The book comes with the byline “Love can be rewritten” and that’s a good point at which to start considering “Mary”. The protagonist is a Russian émigré by the name of Ganin, lodging in a dirty Berlin pension with a varied selection of fellow exiles – the old poet Podtyagin, Klara the typist, Alfyorov, plus the two ballet dancers Kolin and Gornotsvetov. The book opens idiosyncratically enough with Ganin and Alfyorov temporarily trapped in the old lift, though they are soon free – but the meeting will have consequences. We learn very little of substance about Ganin’s current life apart from the fact that he has had many and varied jobs while in exile, he has a girlfriend (Klara’s best friend Lyudmila) and his money is running out. The strange little pension is positioned next to a main train line and Ganin’s wanderlust is constantly kindled as he hears the trains thundering by. He plans to leave soon, which Alfyorov announces will be wonderful as the latter’s wife Mary is due to arrive in Berlin. He shows a picture of her to Ganin which is a revelation – because this Mary is the love of Ganin’s life and he has not seen her for many years, since before the revolution in Russia.

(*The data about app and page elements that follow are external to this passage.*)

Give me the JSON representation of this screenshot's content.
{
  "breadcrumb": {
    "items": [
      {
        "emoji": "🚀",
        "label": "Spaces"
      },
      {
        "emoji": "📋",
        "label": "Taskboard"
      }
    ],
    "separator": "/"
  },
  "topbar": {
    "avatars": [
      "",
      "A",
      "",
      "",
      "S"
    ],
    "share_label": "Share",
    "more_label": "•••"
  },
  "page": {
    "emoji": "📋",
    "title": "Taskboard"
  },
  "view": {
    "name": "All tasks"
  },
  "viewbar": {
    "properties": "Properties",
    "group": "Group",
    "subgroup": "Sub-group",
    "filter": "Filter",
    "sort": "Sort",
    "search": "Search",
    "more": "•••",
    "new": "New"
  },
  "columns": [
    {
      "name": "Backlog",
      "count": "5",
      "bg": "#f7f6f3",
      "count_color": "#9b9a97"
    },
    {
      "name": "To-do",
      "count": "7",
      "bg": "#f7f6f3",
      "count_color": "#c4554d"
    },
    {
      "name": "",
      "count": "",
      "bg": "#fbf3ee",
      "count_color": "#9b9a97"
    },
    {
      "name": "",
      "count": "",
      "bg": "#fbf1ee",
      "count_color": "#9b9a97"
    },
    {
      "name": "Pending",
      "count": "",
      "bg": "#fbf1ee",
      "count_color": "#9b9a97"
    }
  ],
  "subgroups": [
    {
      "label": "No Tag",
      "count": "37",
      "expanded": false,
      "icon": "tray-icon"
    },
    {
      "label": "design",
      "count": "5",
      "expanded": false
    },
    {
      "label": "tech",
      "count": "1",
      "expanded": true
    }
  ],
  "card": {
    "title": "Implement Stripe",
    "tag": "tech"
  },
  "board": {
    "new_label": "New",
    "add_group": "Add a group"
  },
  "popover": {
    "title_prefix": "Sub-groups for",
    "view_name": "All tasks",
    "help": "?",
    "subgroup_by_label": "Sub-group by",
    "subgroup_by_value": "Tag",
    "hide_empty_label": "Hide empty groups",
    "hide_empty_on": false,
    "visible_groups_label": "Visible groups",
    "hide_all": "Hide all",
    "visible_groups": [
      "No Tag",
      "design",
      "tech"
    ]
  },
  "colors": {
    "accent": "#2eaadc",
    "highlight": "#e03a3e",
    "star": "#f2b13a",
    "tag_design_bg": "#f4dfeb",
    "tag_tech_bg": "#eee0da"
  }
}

As what Ganin calls his shadow life in Berlin carries on around him, he slips mentally into reminiscence where memory of his early life in Russia is stronger and more real than the current one. He recalls vividly his young life, his meeting with Mary and the progress of their affair. His poignant and often painful memories are strong and when he does come back into real life it is to plan that he will meet Mary on her arrival in Berlin, they will be together and in effect run off into the romantic sunlight. Meanwhile, he splits up with his girlfriend, tries to help Podtyagin get a visa to go to Paris and ignores the fact that Klara is in love with him. But will Mary really arrive, will she be *his* Mary and will she still love him?

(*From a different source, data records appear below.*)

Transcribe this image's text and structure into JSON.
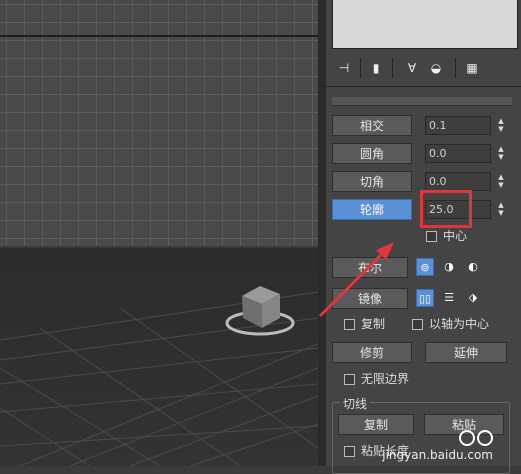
{
  "toolbar": {
    "icons": [
      "pin-icon",
      "modifier-stack-icon",
      "funnel-icon",
      "lock-icon",
      "configure-icon"
    ]
  },
  "spline": {
    "intersect": {
      "label": "相交",
      "value": "0.1"
    },
    "fillet": {
      "label": "圆角",
      "value": "0.0"
    },
    "chamfer": {
      "label": "切角",
      "value": "0.0"
    },
    "outline": {
      "label": "轮廓",
      "value": "25.0"
    },
    "center_label": "中心",
    "boolean_label": "布尔",
    "mirror_label": "镜像",
    "copy_label": "复制",
    "about_pivot_label": "以轴为中心",
    "trim_label": "修剪",
    "extend_label": "延伸",
    "infinite_bounds_label": "无限边界",
    "tangent_group_label": "切线",
    "tangent_copy_label": "复制",
    "tangent_paste_label": "粘贴",
    "paste_length_label": "粘贴长度"
  },
  "watermark": "jingyan.baidu.com",
  "colors": {
    "active_button": "#5b8fd6",
    "highlight_border": "#e0353d",
    "arrow": "#e0353d"
  }
}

This wonderful little novella is about much more than just a love affair, however. Although the narrator’s love of Mary is never in doubt, the book is about memory, and is also a kind of lament for a lost Russia and an elegy for the Russian émigrés and what they had lost by leaving their country and losing a whole way of life. Ganin has lost his past and therefore feels homeless and unsettled; his constant restlessness and the feeling he wants to leave are exacerbated by the continual rumbling of the trains, reminding him of places he hasn’t seen:

“Meanwhile nostalgia in reverse, the longing for yet another strange land, grew especially strong in spring. His window looked out onto the railway tracks, so that the chance of getting away never ceased to entice him. Every five minutes a subdued rumble would start to move through the house, followed by a huge cloud of smoke billowing outside the window and blotting out the white Berlin daylight. then it would slow dissolve again, revealing the fan of the railway tracks that narrowed in the distance between the black, sliced-off backs of houses, all under a sky as pale as almond milk.”

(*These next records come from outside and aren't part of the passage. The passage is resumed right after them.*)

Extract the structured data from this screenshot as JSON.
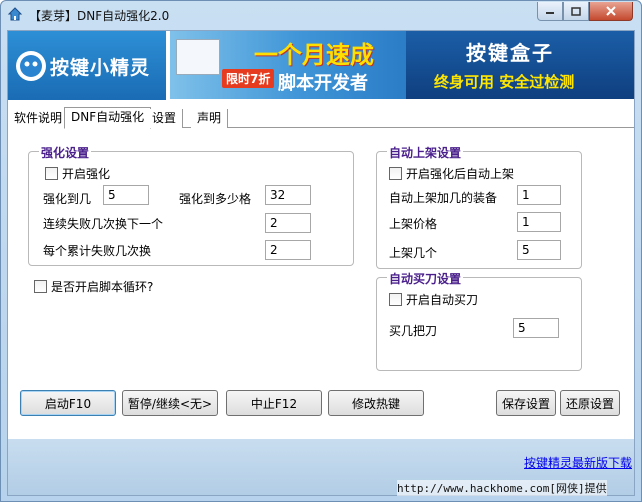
{
  "window": {
    "title": "【麦芽】DNF自动强化2.0"
  },
  "banner": {
    "logo_text": "按键小精灵",
    "ad1_headline": "一个月速成",
    "ad1_subline": "脚本开发者",
    "ad1_tag": "限时7折",
    "ad2_title": "按键盒子",
    "ad2_subline": "终身可用  安全过检测"
  },
  "tabs": [
    {
      "label": "软件说明",
      "active": false
    },
    {
      "label": "DNF自动强化",
      "active": true
    },
    {
      "label": "设置",
      "active": false
    },
    {
      "label": "声明",
      "active": false
    }
  ],
  "strengthen": {
    "title": "强化设置",
    "enable_label": "开启强化",
    "enable_checked": false,
    "level_label": "强化到几",
    "level_value": "5",
    "cells_label": "强化到多少格",
    "cells_value": "32",
    "fail_switch_label": "连续失败几次换下一个",
    "fail_switch_value": "2",
    "cumulative_fail_label": "每个累计失败几次换",
    "cumulative_fail_value": "2"
  },
  "loop": {
    "label": "是否开启脚本循环?",
    "checked": false
  },
  "auto_list": {
    "title": "自动上架设置",
    "enable_label": "开启强化后自动上架",
    "enable_checked": false,
    "plus_label": "自动上架加几的装备",
    "plus_value": "1",
    "price_label": "上架价格",
    "price_value": "1",
    "count_label": "上架几个",
    "count_value": "5"
  },
  "auto_buy": {
    "title": "自动买刀设置",
    "enable_label": "开启自动买刀",
    "enable_checked": false,
    "count_label": "买几把刀",
    "count_value": "5"
  },
  "buttons": {
    "start": "启动F10",
    "pause": "暂停/继续<无>",
    "stop": "中止F12",
    "hotkey": "修改热键",
    "save": "保存设置",
    "restore": "还原设置"
  },
  "footer": {
    "download_link": "按键精灵最新版下载",
    "watermark": "http://www.hackhome.com[网侠]提供"
  },
  "colors": {
    "group_title": "#4a1f8c",
    "frame": "#b7d2ec",
    "link": "#0000ee"
  }
}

I wonder if Nabokov had been reading Proust when he wrote “Mary”, because although it’s a fraction of the size of the Frenchman’s epic work, it’s a powerful evocation of how strong memory can be and how things remembered can be more real than current reality itself.

“Ganin now tried to recapture that scent again, mixed with the fresh smells of the autumnal park, but, as we know, memory can restore to life everything except smells, although nothing revives the past so completely as a smell that was once associated with it.”

For Proust it was the taste of a Madeleine, but smell is just as strong a sense and I know that certain perfumes recall certain times and people for me.


“Mary” is a beautiful little book – full of poignant memories of Russia before its changes, of lost loves and a lost world, and a wonderful portrait of a microcosmic émigré community surviving as best it can. I feel as if Nabokov’s first novel gives us a little more of a glimpse of the author than some of his other fictions do, as I imagine Ganin’s feelings of loss were mirrored by his author. The end of the book is unexpected in some ways, yet once you’ve assimilated it, the best way for the book to end. Ganin has been recreating and carrying on a relationship with Mary in his mind, and to rediscover her in reality simply wouldn’t work. If you haven’t read any Nabokov, this would be a good place to start; if you have, but have not read “Mary”, you have a treat in store!